Records from a dataset:

»»

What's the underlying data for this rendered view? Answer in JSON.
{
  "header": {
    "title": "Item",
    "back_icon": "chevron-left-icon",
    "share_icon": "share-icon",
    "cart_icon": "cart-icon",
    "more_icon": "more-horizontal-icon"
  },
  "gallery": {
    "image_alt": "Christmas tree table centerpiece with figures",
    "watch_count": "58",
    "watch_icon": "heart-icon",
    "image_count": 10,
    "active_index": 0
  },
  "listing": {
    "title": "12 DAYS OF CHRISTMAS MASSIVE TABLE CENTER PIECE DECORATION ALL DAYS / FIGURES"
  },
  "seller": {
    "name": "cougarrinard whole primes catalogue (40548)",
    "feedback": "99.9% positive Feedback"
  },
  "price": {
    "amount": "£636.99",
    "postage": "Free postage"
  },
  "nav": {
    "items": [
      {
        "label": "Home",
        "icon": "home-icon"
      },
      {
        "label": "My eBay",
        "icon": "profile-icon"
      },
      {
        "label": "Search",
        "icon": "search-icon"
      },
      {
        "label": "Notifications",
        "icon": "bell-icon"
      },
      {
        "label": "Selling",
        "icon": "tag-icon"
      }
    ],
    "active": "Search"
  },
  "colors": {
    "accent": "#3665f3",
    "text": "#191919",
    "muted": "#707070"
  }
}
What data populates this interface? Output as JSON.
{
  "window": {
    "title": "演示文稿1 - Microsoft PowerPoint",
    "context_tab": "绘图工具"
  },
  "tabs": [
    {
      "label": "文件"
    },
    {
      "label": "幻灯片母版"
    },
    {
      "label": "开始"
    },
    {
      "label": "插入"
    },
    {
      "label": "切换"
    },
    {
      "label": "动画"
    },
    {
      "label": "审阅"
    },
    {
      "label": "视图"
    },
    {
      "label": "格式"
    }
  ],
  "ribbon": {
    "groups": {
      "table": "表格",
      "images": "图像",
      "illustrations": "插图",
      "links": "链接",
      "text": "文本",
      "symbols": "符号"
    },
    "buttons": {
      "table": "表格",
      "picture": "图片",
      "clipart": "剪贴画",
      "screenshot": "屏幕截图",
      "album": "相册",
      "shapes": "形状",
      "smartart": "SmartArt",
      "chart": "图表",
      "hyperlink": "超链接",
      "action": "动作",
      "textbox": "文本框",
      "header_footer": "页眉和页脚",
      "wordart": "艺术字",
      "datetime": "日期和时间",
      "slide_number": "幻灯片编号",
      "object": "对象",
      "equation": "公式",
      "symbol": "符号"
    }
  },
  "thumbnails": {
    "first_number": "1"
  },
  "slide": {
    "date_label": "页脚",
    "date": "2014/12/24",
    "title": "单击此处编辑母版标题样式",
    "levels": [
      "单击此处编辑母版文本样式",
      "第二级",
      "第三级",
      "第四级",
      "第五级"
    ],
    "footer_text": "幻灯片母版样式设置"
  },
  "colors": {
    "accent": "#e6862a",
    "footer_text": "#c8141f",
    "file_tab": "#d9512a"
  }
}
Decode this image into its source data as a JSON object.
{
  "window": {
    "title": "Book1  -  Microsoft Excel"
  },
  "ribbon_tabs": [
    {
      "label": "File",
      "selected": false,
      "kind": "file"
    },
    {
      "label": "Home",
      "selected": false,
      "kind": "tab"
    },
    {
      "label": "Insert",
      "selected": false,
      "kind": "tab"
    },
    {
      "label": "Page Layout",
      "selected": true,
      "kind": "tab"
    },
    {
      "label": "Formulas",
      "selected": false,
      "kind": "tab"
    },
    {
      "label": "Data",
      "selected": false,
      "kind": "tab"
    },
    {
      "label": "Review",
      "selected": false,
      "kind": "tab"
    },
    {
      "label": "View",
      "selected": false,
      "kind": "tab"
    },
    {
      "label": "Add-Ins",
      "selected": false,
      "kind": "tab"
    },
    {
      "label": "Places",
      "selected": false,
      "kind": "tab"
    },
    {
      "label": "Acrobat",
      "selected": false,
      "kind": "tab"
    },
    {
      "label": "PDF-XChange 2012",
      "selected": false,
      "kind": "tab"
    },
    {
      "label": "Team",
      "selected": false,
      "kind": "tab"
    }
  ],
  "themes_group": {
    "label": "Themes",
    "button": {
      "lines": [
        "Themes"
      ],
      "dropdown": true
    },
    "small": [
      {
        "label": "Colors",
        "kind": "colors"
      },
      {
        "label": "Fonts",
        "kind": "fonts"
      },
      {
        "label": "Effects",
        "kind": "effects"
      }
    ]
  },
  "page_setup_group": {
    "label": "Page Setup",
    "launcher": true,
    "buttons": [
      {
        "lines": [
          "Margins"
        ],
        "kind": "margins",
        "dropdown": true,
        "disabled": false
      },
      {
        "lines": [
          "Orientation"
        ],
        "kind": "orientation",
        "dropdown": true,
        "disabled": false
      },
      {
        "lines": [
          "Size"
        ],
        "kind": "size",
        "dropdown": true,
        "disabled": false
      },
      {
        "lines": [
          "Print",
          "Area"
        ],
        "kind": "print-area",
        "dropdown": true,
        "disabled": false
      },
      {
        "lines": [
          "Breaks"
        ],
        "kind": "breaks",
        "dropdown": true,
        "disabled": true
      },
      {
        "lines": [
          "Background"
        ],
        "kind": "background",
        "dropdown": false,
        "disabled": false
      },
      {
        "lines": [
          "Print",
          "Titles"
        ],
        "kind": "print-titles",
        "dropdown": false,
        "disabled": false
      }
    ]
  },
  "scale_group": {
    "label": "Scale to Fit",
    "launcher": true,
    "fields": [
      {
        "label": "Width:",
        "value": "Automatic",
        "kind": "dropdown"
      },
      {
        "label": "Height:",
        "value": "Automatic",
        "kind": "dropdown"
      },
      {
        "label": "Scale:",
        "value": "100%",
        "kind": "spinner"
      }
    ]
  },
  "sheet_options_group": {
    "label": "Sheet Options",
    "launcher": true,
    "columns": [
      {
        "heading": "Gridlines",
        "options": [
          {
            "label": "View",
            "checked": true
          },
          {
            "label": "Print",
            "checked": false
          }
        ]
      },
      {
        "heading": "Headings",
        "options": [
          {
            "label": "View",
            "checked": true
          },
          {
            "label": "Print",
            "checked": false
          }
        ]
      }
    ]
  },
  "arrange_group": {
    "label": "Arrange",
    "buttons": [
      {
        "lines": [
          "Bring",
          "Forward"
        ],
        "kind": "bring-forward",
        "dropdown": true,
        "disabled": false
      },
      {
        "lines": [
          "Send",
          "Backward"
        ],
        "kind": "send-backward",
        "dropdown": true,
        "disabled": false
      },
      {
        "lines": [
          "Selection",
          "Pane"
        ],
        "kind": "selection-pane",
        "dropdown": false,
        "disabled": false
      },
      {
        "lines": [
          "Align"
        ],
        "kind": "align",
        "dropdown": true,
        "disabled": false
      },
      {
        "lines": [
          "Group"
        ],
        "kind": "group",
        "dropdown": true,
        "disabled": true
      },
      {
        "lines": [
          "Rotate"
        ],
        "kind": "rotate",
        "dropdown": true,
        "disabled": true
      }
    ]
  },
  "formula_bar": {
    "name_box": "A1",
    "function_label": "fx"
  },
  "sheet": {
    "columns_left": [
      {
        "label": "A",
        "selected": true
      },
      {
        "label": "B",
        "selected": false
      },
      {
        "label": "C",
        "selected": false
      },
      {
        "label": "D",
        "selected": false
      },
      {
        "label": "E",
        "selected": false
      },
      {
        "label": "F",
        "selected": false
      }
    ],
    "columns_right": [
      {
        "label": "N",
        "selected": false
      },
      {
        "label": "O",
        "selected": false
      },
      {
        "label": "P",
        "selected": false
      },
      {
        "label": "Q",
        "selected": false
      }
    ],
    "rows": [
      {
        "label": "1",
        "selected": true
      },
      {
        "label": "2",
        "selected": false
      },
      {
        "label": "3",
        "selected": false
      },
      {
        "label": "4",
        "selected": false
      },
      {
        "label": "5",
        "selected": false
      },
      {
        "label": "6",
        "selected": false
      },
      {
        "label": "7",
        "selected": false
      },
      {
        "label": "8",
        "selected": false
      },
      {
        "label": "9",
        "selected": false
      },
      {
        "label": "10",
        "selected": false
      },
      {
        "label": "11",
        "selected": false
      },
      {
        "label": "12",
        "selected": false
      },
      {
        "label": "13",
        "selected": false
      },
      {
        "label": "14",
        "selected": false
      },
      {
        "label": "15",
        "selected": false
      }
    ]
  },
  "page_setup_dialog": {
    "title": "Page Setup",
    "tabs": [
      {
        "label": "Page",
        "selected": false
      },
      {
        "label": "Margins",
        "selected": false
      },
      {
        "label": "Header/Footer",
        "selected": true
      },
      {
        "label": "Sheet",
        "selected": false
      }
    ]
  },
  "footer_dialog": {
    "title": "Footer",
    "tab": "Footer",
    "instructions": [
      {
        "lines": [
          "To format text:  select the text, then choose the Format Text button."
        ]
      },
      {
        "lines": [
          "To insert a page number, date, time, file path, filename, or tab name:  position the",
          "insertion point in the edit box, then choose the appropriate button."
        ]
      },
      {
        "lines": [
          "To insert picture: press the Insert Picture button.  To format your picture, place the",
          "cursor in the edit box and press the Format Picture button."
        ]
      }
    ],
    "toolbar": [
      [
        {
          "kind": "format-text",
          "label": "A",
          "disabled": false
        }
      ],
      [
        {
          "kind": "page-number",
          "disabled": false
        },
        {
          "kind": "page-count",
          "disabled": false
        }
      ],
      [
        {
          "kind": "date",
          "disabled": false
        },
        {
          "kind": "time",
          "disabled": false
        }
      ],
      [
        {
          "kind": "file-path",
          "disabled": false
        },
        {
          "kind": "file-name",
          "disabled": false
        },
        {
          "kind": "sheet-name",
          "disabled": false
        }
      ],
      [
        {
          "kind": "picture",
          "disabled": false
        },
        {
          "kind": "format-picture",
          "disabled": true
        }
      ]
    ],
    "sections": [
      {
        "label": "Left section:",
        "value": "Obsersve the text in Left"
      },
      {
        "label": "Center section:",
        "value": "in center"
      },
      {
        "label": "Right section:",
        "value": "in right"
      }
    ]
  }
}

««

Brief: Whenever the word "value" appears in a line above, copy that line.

Response:
        "value": "Automatic",
        "value": "Automatic",
        "value": "100%",
        "value": "Obsersve the text in Left"
        "value": "in center"
        "value": "in right"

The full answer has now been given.